Exercise goal:
The answer should be a number alone: the count of lines in the listing below that include "pgsql".

Supplied data:

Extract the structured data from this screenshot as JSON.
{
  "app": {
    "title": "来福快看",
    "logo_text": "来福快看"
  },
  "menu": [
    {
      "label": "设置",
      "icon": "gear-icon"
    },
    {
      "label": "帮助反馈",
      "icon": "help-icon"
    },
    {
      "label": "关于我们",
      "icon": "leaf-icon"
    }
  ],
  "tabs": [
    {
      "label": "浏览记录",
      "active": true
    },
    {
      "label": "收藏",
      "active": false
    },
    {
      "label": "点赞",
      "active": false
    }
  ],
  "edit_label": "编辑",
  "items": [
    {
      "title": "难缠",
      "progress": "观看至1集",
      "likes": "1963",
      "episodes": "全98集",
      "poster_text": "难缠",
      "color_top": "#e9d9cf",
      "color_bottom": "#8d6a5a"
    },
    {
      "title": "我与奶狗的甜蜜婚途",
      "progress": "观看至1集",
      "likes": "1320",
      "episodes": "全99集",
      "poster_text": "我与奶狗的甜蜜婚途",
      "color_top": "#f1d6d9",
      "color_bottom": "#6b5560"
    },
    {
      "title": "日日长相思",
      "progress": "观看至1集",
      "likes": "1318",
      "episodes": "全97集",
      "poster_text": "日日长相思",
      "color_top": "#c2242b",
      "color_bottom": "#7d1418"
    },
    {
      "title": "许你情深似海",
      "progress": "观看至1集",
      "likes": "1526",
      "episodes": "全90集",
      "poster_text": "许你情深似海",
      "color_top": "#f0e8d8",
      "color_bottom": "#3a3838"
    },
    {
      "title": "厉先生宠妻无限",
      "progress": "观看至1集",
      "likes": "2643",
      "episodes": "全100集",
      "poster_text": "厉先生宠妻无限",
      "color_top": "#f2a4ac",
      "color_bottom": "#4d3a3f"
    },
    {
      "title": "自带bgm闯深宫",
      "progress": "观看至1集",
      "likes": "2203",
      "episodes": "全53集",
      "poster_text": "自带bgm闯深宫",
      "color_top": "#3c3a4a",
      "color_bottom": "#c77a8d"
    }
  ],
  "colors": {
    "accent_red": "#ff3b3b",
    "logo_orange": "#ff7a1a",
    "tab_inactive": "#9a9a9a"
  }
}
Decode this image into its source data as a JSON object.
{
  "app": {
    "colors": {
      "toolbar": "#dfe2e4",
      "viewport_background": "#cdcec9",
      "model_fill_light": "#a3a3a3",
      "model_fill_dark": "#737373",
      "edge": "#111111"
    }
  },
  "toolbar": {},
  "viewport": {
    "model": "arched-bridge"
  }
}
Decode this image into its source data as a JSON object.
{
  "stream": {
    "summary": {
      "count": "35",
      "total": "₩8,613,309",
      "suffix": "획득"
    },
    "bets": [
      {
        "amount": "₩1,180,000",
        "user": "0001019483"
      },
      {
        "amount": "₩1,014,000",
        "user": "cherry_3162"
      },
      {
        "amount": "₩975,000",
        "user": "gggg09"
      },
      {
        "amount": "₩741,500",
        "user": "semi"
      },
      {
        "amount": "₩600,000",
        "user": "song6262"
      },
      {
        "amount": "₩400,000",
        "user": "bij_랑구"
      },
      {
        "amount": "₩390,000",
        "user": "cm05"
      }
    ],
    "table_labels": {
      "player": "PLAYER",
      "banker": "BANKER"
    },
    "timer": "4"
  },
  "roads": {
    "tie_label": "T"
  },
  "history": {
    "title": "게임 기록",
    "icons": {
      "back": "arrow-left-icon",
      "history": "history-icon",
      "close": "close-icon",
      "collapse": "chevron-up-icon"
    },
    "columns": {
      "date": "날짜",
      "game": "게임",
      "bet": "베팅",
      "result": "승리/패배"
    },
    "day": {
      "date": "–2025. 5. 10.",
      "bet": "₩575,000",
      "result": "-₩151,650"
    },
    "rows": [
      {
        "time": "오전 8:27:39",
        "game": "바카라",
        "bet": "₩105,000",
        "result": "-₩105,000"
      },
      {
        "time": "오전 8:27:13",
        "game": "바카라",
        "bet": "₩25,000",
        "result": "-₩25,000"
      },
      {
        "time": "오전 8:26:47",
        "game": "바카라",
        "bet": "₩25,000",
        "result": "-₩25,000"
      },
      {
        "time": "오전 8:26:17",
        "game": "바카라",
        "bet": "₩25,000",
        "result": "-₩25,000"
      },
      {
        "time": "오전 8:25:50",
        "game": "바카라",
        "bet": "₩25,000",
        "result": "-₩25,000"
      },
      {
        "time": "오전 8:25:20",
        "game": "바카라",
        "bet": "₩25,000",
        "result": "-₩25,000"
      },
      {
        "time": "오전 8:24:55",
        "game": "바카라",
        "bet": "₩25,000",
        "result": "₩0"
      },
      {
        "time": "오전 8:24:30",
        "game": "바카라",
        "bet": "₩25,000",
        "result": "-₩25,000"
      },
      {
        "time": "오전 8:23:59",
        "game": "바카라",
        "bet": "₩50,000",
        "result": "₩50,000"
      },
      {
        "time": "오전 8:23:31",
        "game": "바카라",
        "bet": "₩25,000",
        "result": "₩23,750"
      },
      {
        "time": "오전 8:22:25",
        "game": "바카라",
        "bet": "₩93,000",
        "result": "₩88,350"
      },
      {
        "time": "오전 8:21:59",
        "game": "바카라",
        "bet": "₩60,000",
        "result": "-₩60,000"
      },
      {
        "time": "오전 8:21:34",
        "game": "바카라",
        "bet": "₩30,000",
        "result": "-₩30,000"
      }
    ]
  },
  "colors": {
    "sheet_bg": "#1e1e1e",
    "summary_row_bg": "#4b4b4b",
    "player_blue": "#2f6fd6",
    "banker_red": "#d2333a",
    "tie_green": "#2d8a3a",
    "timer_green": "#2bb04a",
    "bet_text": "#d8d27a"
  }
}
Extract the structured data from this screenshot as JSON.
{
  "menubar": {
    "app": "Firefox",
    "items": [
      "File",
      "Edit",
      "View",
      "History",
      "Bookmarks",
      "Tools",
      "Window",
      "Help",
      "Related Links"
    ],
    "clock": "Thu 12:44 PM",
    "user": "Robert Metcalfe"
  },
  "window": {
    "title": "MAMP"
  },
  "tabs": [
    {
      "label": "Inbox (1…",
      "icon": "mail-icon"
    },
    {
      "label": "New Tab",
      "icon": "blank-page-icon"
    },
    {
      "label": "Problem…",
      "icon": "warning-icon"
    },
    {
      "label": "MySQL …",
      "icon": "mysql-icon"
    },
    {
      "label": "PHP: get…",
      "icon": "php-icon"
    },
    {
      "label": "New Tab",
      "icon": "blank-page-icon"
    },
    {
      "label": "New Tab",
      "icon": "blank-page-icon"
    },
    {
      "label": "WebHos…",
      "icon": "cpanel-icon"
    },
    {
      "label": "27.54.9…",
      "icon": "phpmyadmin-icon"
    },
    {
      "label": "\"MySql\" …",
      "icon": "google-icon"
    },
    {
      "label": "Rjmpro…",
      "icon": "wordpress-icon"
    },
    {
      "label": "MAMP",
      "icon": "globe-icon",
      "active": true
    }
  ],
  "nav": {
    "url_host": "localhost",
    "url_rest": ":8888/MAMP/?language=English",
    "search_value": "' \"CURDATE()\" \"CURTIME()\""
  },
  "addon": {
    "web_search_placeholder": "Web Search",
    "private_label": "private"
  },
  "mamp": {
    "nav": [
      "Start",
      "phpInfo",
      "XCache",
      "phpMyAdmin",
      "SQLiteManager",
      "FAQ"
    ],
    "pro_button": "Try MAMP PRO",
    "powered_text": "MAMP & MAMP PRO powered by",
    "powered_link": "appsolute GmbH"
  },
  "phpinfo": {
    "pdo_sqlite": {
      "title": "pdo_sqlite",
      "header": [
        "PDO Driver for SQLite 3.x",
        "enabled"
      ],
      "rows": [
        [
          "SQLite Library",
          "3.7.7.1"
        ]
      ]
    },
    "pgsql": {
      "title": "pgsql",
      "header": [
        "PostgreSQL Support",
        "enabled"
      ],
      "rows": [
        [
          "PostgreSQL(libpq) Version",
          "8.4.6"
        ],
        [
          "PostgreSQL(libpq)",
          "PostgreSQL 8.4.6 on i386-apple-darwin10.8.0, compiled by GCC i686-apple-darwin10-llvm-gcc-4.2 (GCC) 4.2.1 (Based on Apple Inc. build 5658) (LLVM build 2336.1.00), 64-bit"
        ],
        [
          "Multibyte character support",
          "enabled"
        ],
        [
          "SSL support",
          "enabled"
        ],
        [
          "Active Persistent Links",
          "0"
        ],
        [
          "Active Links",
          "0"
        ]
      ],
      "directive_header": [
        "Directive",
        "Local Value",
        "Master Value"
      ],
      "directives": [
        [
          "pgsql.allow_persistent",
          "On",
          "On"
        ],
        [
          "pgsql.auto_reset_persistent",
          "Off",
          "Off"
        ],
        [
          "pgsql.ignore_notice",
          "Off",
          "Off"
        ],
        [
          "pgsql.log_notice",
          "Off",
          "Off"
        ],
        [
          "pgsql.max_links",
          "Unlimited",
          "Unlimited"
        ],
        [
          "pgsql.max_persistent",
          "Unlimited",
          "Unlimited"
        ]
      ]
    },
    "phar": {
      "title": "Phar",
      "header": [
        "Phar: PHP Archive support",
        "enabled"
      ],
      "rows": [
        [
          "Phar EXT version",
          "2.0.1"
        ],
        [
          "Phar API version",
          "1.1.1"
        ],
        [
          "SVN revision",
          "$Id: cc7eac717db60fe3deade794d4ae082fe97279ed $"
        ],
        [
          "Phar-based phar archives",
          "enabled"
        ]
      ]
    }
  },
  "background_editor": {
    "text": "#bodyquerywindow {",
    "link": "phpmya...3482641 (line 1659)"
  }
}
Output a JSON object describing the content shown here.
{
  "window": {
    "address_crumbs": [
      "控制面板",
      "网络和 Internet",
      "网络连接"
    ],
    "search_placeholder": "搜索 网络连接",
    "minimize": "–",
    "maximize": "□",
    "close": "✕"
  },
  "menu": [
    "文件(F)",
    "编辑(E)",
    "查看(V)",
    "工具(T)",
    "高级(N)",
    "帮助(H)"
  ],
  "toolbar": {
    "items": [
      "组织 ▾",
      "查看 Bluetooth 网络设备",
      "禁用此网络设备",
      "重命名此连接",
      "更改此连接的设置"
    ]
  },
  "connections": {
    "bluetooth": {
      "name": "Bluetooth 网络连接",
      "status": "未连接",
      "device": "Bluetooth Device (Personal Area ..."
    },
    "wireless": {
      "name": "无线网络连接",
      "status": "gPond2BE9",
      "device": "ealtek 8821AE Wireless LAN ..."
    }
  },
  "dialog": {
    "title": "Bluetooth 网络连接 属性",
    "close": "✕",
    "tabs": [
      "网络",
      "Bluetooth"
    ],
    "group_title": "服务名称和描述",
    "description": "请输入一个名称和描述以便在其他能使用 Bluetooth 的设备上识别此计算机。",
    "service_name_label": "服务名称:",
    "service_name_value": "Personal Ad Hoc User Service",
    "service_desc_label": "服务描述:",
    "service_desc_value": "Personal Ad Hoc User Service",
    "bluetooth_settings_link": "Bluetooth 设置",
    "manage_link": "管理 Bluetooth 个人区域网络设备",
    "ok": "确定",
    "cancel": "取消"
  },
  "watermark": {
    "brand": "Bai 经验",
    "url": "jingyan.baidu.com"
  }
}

Response area:
8